[Interface dataset entries]
--

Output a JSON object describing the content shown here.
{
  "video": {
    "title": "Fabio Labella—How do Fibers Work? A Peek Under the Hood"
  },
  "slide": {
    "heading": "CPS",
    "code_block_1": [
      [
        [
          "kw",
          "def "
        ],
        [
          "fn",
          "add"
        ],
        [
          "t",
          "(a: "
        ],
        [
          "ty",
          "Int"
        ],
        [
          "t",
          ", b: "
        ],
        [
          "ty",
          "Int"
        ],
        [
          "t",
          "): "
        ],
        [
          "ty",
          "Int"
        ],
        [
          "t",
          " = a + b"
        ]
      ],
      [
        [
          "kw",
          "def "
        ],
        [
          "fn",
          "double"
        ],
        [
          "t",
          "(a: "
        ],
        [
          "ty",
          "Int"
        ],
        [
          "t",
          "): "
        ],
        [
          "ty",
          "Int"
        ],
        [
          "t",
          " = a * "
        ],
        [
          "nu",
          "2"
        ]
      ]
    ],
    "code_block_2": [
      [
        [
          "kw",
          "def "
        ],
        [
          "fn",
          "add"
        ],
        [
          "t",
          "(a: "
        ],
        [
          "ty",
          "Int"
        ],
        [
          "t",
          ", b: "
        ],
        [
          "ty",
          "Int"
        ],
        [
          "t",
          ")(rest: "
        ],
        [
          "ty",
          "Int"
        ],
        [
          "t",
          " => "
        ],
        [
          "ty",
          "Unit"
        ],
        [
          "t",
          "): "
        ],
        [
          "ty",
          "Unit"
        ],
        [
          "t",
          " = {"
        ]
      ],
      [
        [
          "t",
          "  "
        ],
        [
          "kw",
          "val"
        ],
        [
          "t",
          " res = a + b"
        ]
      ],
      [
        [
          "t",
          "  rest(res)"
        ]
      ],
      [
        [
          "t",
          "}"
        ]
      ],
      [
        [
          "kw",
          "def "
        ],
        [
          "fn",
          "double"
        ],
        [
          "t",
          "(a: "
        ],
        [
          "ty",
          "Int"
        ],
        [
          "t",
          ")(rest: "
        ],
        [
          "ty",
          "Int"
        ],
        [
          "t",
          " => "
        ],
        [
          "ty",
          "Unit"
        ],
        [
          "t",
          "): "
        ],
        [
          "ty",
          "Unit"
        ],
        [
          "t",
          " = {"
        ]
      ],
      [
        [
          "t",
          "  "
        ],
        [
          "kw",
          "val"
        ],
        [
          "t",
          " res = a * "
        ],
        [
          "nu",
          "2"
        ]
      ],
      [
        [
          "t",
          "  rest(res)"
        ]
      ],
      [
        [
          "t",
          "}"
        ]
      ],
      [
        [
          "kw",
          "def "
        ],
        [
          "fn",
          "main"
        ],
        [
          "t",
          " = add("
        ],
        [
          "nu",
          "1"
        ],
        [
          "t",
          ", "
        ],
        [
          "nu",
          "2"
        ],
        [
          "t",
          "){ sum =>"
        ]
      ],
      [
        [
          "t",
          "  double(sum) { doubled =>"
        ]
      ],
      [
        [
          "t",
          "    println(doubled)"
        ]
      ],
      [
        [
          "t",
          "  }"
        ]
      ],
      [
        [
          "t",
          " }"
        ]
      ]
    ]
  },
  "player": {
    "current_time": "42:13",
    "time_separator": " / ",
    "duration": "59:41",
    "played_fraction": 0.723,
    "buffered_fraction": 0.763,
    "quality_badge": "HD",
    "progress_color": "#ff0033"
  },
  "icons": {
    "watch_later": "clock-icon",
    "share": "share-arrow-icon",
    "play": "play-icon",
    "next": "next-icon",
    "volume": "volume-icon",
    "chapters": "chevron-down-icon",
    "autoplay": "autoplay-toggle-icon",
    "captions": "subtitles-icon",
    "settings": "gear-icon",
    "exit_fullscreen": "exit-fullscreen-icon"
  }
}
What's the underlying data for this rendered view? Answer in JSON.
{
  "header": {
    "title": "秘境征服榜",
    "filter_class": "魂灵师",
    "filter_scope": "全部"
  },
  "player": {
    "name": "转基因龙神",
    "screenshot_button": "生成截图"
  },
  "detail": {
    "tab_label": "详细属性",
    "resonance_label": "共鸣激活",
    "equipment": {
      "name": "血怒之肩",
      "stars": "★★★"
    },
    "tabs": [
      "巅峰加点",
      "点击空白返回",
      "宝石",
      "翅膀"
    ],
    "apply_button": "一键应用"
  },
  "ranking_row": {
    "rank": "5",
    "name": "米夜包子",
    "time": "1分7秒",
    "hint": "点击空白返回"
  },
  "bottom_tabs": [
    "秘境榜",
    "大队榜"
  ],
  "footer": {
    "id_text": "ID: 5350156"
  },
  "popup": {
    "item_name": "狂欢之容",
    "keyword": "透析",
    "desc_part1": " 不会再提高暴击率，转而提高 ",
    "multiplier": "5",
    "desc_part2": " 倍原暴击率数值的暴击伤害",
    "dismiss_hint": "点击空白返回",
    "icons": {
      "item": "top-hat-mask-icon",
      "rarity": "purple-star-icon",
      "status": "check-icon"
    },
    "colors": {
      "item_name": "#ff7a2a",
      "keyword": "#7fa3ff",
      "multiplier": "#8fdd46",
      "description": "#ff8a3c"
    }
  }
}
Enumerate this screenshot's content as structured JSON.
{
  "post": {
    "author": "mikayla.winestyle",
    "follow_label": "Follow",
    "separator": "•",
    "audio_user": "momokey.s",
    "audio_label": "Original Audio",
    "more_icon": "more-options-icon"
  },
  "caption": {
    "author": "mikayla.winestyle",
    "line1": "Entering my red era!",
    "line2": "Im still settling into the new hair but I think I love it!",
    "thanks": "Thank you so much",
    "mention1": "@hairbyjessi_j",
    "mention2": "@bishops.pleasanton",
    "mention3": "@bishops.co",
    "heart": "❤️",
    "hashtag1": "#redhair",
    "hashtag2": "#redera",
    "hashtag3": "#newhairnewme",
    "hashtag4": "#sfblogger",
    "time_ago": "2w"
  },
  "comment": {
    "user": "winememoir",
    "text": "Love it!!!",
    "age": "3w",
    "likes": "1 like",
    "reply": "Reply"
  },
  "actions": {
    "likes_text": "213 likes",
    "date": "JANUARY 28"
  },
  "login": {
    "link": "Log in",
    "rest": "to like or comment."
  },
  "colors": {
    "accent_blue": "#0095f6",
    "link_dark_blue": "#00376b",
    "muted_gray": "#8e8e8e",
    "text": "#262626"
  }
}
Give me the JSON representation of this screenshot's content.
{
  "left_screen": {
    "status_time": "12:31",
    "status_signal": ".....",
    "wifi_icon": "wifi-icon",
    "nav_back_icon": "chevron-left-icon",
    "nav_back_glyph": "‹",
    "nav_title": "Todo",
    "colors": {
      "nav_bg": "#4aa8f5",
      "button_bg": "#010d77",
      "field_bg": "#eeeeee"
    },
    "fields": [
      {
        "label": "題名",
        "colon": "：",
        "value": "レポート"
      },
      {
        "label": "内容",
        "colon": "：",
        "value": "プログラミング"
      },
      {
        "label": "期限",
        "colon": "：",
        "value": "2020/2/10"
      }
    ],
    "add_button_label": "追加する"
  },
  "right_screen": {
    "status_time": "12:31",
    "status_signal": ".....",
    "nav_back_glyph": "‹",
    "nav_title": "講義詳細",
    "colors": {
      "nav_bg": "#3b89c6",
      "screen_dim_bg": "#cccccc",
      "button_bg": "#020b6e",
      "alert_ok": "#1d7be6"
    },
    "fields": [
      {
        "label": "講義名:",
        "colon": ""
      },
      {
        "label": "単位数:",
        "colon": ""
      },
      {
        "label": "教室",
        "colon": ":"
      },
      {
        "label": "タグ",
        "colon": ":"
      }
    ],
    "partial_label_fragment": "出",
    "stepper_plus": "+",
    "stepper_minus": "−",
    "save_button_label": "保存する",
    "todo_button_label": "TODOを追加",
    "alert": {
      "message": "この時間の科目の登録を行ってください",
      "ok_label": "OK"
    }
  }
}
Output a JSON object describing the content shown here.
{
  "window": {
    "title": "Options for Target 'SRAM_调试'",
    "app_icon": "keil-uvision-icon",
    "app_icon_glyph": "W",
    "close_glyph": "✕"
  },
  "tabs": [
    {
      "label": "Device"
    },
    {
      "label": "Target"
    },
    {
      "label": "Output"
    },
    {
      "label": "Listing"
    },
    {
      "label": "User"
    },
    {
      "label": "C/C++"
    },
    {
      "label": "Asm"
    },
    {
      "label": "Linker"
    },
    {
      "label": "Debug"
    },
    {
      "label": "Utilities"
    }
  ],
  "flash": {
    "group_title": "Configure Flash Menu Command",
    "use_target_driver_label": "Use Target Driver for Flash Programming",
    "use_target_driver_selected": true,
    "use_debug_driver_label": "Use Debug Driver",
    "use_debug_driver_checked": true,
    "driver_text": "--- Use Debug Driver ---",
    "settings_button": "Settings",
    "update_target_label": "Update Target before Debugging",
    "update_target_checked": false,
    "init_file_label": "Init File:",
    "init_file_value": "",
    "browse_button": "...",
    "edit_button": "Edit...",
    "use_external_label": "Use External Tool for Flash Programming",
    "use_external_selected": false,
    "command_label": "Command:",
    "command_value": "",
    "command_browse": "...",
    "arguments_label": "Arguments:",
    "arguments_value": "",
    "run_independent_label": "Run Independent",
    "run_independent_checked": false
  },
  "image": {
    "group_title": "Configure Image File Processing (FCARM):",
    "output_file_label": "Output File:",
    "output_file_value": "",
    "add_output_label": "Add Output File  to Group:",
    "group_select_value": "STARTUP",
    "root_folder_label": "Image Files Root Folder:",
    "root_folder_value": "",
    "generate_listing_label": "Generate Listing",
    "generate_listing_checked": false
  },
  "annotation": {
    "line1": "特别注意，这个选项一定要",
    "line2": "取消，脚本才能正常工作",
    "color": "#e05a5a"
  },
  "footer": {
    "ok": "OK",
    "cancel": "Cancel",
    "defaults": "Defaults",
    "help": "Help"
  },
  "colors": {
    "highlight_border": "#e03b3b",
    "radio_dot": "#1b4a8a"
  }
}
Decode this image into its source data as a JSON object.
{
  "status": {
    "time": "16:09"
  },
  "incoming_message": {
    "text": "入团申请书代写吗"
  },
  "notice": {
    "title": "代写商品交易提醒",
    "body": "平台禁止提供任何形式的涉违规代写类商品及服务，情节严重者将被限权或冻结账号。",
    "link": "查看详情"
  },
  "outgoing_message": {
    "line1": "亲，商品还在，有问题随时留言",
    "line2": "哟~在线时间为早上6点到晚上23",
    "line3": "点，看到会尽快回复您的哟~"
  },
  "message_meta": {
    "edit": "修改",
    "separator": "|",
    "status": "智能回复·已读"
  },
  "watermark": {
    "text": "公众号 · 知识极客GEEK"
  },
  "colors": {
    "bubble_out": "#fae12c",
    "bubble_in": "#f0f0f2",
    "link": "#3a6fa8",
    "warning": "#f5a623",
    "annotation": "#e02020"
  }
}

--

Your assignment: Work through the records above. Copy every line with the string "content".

Answer to the problem:
Output a JSON object describing the content shown here.
Enumerate this screenshot's content as structured JSON.
Give me the JSON representation of this screenshot's content.
Output a JSON object describing the content shown here.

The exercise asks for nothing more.